Intel is recalling a portion of the newly released chip set due to a
manufacturing error that can cause a PC to fail to boot up or to freeze. Intel
has discovered a glitch involving some of the I/O controllers in the company’s
new "Grantsdale" chip set, which can cause a PC to fail to boot up or to freeze.
Between 100,000 and 200,000 chip sets are affected. Intel had polled its
customers for the lot numbers of the affected chips, which were sent to
manufacturers before the chip set’s official launch on Monday. Samples of the
lots are being sent to Intel for further testing.

The glitch is somewhat complicated.
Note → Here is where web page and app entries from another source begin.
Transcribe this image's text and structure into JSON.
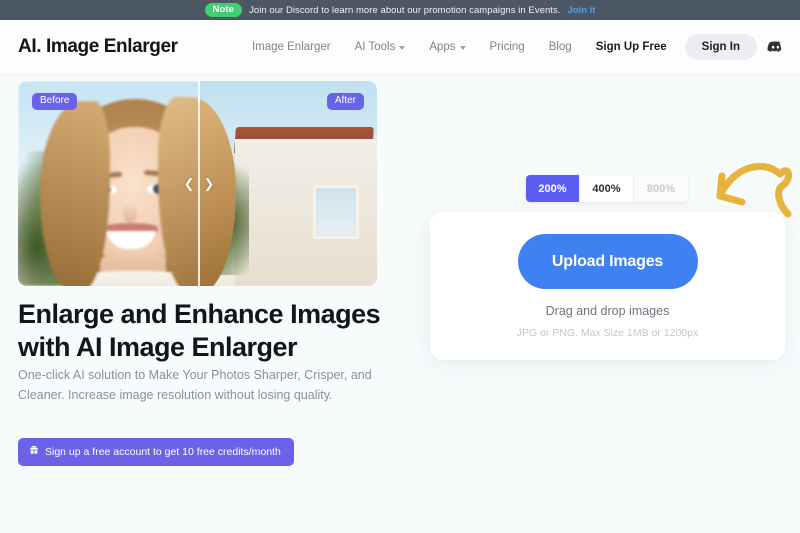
{
  "banner": {
    "badge": "Note",
    "text": "Join our Discord to learn more about our promotion campaigns in Events.",
    "link": "Join it",
    "badge_color": "#3ecf6e",
    "bg_color": "#4c5764",
    "link_color": "#4a9ff5"
  },
  "header": {
    "logo": "AI. Image Enlarger",
    "nav": [
      {
        "label": "Image Enlarger",
        "has_caret": false
      },
      {
        "label": "AI Tools",
        "has_caret": true
      },
      {
        "label": "Apps",
        "has_caret": true
      },
      {
        "label": "Pricing",
        "has_caret": false
      },
      {
        "label": "Blog",
        "has_caret": false
      },
      {
        "label": "Sign Up Free",
        "has_caret": false
      }
    ],
    "sign_in": "Sign In",
    "discord_icon": "discord-icon"
  },
  "hero": {
    "badge_before": "Before",
    "badge_after": "After",
    "headline": "Enlarge and Enhance Images with AI Image Enlarger",
    "subtitle": "One-click AI solution to Make Your Photos Sharper, Crisper, and Cleaner. Increase image resolution without losing quality.",
    "credits_button": "Sign up a free account to get 10 free credits/month",
    "credits_icon": "gift-icon",
    "badge_color": "#6a63e8",
    "handle_left_icon": "chevron-left-icon",
    "handle_right_icon": "chevron-right-icon"
  },
  "upload": {
    "scales": [
      {
        "label": "200%",
        "state": "active"
      },
      {
        "label": "400%",
        "state": "normal"
      },
      {
        "label": "800%",
        "state": "disabled"
      }
    ],
    "button": "Upload Images",
    "drag_text": "Drag and drop images",
    "hint_text": "JPG or PNG. Max Size 1MB or 1200px",
    "button_color": "#3d82f0",
    "active_scale_color": "#5b5ef0",
    "arrow_icon": "curved-arrow-icon",
    "arrow_color": "#e6b43c"
  }
}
Normally, when a chip is being
fabricated, an insulating layer of film is deposited to electrically isolate the
chip. That film is normally removed from the die pad area, where the chip
interfaces with the pins that connect it to the outside world. In this case, the
thin film on a pad area was only partially removed, causing the real-time clock
circuitry to be susceptible to excessive leakage. Almost none of it is in the
end-user community. All of the PCs that are shipping now are free from the
glitch.

Intel is recalling a portion of the newly released chip set due to a
manufacturing error that can cause a PC to fail to boot up or to freeze. Intel
has discovered a glitch involving some of the I/O controllers in the company’s
new "Grantsdale" chip set, which can cause a PC to fail to boot up or to freeze.
Between 100,000 and 200,000 chip sets are affected. Intel had polled its
customers for the lot numbers of the affected chips, which were sent to
manufacturers before the chip set’s official launch on Monday. Samples of the
lots are being sent to Intel for further testing.

The glitch is somewhat complicated. Normally, when a chip is being
fabricated, an insulating layer of film is deposited to electrically isolate the
chip. That film is normally removed from the die pad area, where the chip
interfaces with the pins that connect it to the outside world. In this case, the
thin film on a pad area was only partially removed, causing the real-time clock
circuitry to be susceptible to excessive leakage. Almost none of it is in the
end-user community. All of the PCs that are shipping now are free from the
glitch.